PROVIDED MATERIAL
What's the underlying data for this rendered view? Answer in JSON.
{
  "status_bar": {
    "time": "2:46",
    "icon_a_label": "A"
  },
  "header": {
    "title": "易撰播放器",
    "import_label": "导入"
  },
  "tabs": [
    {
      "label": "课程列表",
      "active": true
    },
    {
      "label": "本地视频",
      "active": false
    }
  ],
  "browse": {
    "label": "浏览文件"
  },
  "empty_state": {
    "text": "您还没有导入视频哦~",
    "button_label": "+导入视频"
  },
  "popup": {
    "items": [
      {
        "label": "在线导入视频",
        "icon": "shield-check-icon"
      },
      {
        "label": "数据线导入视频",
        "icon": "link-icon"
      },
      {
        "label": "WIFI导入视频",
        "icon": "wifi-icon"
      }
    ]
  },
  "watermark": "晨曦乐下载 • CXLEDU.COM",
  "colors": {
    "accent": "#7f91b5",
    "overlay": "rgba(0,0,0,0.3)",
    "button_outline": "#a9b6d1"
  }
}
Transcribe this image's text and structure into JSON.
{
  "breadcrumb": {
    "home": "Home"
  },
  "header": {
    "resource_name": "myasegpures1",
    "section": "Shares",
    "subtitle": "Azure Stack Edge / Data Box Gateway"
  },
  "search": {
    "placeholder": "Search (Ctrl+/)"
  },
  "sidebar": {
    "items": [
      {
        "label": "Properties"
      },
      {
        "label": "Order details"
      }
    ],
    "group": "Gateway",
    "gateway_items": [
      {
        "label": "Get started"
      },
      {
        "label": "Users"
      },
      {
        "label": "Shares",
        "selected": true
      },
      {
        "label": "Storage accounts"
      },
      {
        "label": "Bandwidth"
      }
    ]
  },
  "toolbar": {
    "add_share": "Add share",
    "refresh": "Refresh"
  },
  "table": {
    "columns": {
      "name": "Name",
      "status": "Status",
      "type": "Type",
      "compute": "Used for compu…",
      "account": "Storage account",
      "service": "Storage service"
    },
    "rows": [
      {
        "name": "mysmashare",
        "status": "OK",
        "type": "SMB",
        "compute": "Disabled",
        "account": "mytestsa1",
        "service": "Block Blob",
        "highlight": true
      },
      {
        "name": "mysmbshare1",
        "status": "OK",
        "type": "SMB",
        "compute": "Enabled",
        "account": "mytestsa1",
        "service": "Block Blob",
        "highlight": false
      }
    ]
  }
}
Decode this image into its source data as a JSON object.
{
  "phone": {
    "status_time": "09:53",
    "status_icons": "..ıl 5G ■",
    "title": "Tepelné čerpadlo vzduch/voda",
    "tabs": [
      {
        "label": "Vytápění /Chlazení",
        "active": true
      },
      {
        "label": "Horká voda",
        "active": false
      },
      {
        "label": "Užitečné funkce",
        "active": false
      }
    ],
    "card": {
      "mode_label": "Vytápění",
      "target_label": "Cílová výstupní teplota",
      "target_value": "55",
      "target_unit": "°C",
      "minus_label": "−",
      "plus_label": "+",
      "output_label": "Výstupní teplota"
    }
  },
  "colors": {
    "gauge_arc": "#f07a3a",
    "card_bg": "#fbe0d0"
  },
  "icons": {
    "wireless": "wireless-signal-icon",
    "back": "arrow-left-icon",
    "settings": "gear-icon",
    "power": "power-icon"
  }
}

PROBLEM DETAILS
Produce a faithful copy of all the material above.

SOLUTION FOR THIS TASK
What's the underlying data for this rendered view? Answer in JSON.
{
  "status_bar": {
    "time": "2:46",
    "icon_a_label": "A"
  },
  "header": {
    "title": "易撰播放器",
    "import_label": "导入"
  },
  "tabs": [
    {
      "label": "课程列表",
      "active": true
    },
    {
      "label": "本地视频",
      "active": false
    }
  ],
  "browse": {
    "label": "浏览文件"
  },
  "empty_state": {
    "text": "您还没有导入视频哦~",
    "button_label": "+导入视频"
  },
  "popup": {
    "items": [
      {
        "label": "在线导入视频",
        "icon": "shield-check-icon"
      },
      {
        "label": "数据线导入视频",
        "icon": "link-icon"
      },
      {
        "label": "WIFI导入视频",
        "icon": "wifi-icon"
      }
    ]
  },
  "watermark": "晨曦乐下载 • CXLEDU.COM",
  "colors": {
    "accent": "#7f91b5",
    "overlay": "rgba(0,0,0,0.3)",
    "button_outline": "#a9b6d1"
  }
}
Transcribe this image's text and structure into JSON.
{
  "breadcrumb": {
    "home": "Home"
  },
  "header": {
    "resource_name": "myasegpures1",
    "section": "Shares",
    "subtitle": "Azure Stack Edge / Data Box Gateway"
  },
  "search": {
    "placeholder": "Search (Ctrl+/)"
  },
  "sidebar": {
    "items": [
      {
        "label": "Properties"
      },
      {
        "label": "Order details"
      }
    ],
    "group": "Gateway",
    "gateway_items": [
      {
        "label": "Get started"
      },
      {
        "label": "Users"
      },
      {
        "label": "Shares",
        "selected": true
      },
      {
        "label": "Storage accounts"
      },
      {
        "label": "Bandwidth"
      }
    ]
  },
  "toolbar": {
    "add_share": "Add share",
    "refresh": "Refresh"
  },
  "table": {
    "columns": {
      "name": "Name",
      "status": "Status",
      "type": "Type",
      "compute": "Used for compu…",
      "account": "Storage account",
      "service": "Storage service"
    },
    "rows": [
      {
        "name": "mysmashare",
        "status": "OK",
        "type": "SMB",
        "compute": "Disabled",
        "account": "mytestsa1",
        "service": "Block Blob",
        "highlight": true
      },
      {
        "name": "mysmbshare1",
        "status": "OK",
        "type": "SMB",
        "compute": "Enabled",
        "account": "mytestsa1",
        "service": "Block Blob",
        "highlight": false
      }
    ]
  }
}
Decode this image into its source data as a JSON object.
{
  "phone": {
    "status_time": "09:53",
    "status_icons": "..ıl 5G ■",
    "title": "Tepelné čerpadlo vzduch/voda",
    "tabs": [
      {
        "label": "Vytápění /Chlazení",
        "active": true
      },
      {
        "label": "Horká voda",
        "active": false
      },
      {
        "label": "Užitečné funkce",
        "active": false
      }
    ],
    "card": {
      "mode_label": "Vytápění",
      "target_label": "Cílová výstupní teplota",
      "target_value": "55",
      "target_unit": "°C",
      "minus_label": "−",
      "plus_label": "+",
      "output_label": "Výstupní teplota"
    }
  },
  "colors": {
    "gauge_arc": "#f07a3a",
    "card_bg": "#fbe0d0"
  },
  "icons": {
    "wireless": "wireless-signal-icon",
    "back": "arrow-left-icon",
    "settings": "gear-icon",
    "power": "power-icon"
  }
}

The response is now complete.